# [What this task involves]
Search the entries for the word "خریدار" and pull out each line that has it.

BEGIN

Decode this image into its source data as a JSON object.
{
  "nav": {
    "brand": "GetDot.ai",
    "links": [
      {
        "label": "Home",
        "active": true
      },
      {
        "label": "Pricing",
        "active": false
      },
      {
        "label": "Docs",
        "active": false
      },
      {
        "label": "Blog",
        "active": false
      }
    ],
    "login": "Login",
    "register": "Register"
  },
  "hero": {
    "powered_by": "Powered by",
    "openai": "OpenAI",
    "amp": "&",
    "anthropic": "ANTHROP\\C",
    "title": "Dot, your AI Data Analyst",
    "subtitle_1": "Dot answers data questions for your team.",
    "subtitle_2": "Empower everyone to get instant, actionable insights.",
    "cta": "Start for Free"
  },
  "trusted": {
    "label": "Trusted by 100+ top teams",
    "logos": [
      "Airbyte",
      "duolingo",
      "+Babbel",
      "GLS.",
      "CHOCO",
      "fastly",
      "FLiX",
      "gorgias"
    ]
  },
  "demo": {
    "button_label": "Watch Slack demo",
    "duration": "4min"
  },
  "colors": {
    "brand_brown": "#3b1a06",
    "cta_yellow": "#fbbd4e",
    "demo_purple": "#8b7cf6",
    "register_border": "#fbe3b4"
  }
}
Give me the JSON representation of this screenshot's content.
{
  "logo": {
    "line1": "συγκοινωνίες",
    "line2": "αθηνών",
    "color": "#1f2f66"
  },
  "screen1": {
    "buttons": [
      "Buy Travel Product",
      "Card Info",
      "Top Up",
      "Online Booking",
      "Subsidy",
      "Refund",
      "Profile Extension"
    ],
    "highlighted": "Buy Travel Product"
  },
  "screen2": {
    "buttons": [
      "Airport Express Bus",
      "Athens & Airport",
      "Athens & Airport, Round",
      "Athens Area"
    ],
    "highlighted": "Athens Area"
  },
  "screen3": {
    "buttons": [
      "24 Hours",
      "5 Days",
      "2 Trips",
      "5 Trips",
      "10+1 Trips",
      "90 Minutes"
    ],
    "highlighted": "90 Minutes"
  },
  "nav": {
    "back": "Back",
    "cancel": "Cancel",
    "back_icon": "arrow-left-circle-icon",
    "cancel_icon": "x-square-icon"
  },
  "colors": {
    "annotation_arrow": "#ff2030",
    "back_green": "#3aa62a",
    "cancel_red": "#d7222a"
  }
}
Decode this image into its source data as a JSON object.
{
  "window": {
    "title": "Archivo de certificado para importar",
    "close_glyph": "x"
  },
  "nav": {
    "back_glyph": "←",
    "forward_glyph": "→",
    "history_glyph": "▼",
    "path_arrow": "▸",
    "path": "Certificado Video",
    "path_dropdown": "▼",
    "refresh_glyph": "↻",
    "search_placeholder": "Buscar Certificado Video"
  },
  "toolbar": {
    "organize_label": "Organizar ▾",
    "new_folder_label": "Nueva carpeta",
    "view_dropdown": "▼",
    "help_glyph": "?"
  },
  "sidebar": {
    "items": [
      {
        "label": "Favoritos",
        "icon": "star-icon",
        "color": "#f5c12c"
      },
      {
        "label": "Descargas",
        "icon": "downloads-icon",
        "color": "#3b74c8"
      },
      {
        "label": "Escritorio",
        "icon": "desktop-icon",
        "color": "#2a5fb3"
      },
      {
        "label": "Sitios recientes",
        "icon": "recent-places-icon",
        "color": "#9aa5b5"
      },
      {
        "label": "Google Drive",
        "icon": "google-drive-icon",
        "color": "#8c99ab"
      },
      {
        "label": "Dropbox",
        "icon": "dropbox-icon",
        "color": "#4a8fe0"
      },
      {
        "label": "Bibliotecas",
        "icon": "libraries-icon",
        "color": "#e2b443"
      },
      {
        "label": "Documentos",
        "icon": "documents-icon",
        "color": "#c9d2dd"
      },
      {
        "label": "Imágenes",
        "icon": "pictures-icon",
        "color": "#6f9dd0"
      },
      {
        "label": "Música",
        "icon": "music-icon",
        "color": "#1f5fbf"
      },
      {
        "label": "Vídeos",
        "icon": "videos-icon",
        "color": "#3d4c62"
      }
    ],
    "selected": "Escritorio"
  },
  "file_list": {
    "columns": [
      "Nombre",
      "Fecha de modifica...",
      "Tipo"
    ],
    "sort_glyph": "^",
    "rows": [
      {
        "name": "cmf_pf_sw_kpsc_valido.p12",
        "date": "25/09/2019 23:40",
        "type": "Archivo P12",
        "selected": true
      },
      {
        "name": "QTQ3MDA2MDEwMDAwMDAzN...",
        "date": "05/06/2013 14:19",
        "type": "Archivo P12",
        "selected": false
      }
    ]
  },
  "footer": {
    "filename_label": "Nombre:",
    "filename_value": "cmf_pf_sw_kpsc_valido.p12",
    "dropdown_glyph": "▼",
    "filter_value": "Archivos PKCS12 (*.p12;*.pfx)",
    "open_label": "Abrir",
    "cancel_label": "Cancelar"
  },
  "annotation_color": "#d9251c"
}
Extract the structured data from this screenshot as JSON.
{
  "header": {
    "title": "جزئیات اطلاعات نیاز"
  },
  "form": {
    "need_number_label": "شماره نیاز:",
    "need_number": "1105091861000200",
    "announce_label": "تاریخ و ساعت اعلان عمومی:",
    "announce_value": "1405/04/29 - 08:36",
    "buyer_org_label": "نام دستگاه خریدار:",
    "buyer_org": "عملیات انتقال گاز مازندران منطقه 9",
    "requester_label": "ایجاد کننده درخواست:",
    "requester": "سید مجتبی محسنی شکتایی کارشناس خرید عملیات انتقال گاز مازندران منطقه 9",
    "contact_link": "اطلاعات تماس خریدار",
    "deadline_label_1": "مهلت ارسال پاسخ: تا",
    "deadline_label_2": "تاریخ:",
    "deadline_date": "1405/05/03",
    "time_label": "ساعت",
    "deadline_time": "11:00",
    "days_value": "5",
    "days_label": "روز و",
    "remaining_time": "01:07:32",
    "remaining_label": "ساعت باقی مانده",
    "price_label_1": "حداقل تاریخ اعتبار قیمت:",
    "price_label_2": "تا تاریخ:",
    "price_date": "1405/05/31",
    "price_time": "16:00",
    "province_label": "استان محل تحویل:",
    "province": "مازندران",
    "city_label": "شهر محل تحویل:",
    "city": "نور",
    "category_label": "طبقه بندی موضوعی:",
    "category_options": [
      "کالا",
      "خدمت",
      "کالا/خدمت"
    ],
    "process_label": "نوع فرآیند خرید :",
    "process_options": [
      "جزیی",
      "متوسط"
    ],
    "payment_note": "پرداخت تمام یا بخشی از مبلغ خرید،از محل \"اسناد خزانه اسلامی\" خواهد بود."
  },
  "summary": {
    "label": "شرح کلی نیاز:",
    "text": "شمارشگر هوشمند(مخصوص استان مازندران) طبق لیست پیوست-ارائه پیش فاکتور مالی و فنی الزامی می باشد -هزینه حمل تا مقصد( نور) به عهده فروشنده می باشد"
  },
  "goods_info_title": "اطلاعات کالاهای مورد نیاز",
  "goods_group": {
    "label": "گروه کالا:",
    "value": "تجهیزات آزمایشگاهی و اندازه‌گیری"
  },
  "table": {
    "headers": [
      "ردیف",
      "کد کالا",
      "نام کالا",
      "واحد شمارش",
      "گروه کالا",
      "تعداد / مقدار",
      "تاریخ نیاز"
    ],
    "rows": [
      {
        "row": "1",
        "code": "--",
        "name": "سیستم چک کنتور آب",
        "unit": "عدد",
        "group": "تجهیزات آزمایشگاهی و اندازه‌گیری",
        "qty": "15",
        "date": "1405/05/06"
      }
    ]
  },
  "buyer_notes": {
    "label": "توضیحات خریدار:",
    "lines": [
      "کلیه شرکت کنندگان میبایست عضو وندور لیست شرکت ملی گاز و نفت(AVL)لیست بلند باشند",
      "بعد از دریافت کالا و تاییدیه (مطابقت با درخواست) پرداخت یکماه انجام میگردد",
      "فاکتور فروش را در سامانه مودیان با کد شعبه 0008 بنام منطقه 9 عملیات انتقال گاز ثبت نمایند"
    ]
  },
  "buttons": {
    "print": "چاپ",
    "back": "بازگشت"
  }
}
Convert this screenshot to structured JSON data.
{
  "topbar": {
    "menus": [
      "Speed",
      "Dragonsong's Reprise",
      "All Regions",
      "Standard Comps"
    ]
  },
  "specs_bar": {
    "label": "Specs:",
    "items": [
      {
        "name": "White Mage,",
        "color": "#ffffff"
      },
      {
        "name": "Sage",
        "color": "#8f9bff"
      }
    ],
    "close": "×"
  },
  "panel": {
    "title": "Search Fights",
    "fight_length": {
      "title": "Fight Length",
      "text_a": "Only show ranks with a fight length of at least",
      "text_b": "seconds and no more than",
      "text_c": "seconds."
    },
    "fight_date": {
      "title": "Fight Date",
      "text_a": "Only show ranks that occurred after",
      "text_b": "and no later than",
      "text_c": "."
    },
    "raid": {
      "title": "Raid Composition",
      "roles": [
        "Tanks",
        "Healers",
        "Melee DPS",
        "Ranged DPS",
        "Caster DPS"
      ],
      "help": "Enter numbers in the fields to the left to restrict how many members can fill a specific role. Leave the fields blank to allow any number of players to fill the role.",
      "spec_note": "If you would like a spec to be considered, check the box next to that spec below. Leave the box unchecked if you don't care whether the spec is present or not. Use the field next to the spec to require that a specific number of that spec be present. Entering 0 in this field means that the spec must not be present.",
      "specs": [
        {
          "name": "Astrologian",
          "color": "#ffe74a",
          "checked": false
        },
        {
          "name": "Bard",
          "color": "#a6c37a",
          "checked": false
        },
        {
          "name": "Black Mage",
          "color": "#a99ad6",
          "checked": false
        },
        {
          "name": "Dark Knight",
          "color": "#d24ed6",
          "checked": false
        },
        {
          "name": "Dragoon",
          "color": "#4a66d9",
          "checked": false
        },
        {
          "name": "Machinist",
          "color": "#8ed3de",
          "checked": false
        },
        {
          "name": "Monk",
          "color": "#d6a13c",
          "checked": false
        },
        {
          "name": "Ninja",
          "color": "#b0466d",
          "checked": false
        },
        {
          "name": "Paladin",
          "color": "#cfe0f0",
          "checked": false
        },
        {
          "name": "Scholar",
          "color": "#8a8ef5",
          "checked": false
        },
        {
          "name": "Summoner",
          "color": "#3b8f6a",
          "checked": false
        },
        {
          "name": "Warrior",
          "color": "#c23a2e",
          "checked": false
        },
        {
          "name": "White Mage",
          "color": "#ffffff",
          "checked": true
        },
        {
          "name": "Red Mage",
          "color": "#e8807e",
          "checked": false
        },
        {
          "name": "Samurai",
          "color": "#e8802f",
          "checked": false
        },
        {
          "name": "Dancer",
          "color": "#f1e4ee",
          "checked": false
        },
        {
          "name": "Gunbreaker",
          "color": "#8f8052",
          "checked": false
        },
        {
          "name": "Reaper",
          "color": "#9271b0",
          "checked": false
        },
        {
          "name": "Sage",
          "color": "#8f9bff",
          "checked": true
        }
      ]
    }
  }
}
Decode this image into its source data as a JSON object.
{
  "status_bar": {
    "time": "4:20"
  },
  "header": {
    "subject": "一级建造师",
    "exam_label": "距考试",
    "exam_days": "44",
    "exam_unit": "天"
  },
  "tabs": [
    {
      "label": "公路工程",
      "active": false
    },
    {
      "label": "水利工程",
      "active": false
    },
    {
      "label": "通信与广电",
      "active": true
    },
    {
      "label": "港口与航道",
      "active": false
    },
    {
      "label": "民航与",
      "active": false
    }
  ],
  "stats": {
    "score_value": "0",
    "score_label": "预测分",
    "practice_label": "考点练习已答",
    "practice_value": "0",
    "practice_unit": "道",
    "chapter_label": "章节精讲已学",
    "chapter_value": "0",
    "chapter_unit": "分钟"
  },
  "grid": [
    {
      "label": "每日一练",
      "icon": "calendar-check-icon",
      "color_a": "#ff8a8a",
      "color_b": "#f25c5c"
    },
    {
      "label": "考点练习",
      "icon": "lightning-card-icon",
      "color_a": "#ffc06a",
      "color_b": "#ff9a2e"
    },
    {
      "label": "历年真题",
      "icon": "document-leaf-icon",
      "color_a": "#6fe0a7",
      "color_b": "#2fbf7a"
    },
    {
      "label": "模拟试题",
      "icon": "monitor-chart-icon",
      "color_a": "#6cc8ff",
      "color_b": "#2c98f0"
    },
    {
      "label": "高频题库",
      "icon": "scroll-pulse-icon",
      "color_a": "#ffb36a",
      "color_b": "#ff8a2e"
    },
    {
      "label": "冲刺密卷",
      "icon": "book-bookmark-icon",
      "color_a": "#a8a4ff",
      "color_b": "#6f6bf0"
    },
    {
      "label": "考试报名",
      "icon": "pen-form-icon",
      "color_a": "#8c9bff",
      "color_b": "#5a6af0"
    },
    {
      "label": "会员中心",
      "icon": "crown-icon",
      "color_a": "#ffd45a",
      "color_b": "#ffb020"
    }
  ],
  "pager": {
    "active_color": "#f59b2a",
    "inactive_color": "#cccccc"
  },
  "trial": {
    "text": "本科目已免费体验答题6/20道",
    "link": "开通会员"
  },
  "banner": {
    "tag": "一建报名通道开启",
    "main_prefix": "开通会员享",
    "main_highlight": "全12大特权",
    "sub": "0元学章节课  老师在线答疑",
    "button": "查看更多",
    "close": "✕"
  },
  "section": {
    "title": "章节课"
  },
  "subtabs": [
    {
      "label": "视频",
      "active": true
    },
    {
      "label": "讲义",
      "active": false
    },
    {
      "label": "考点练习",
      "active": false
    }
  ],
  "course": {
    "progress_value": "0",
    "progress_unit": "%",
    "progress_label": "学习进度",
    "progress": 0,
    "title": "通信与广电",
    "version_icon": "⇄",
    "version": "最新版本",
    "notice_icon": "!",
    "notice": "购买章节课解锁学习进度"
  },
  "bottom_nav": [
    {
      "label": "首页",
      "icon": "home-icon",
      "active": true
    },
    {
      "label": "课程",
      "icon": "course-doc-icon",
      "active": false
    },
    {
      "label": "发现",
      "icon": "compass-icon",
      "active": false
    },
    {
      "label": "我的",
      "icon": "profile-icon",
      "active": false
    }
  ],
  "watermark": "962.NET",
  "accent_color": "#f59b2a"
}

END

# [Exercise output]
    "buyer_org_label": "نام دستگاه خریدار:",
    "contact_link": "اطلاعات تماس خریدار",
    "label": "توضیحات خریدار:",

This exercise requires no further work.